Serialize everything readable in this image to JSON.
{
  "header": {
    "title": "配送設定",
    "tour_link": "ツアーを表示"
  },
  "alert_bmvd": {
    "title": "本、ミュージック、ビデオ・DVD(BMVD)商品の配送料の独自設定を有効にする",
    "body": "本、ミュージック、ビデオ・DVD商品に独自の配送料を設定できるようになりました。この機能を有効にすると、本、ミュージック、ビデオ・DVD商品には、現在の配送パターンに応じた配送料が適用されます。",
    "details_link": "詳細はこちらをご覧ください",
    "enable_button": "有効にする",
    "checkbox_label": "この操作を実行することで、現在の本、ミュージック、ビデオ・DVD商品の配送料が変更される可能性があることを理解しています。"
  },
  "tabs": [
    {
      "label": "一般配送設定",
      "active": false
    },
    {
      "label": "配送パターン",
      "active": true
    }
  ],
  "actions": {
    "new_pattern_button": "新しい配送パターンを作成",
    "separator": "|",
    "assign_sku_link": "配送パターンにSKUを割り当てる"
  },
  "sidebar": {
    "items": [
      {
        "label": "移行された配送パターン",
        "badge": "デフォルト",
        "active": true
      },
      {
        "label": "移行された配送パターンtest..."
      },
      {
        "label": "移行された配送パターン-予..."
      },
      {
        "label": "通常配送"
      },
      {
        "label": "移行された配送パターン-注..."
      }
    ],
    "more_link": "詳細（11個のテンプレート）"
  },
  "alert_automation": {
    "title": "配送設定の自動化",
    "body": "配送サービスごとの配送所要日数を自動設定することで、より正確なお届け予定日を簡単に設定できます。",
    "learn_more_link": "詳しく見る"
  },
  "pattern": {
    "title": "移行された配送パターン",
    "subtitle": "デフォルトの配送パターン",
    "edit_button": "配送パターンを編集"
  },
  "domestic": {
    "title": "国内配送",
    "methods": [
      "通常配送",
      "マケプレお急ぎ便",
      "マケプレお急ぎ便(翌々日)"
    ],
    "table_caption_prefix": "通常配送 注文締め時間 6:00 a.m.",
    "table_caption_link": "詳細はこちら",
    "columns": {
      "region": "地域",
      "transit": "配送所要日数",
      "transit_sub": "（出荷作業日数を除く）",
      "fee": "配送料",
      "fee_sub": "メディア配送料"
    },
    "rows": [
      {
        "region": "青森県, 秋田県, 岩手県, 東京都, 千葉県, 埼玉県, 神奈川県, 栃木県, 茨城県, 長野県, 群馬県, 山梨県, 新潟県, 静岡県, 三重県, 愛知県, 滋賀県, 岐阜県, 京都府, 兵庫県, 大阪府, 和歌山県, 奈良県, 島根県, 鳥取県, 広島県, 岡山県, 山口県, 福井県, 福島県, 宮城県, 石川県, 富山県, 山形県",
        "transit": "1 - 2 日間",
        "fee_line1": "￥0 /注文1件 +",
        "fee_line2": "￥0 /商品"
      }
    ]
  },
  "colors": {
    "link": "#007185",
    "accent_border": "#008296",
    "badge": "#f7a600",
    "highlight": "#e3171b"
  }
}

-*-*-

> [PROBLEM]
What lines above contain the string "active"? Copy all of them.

> [EXPECTED OUTPUT]
      "active": false
      "active": true
        "active": true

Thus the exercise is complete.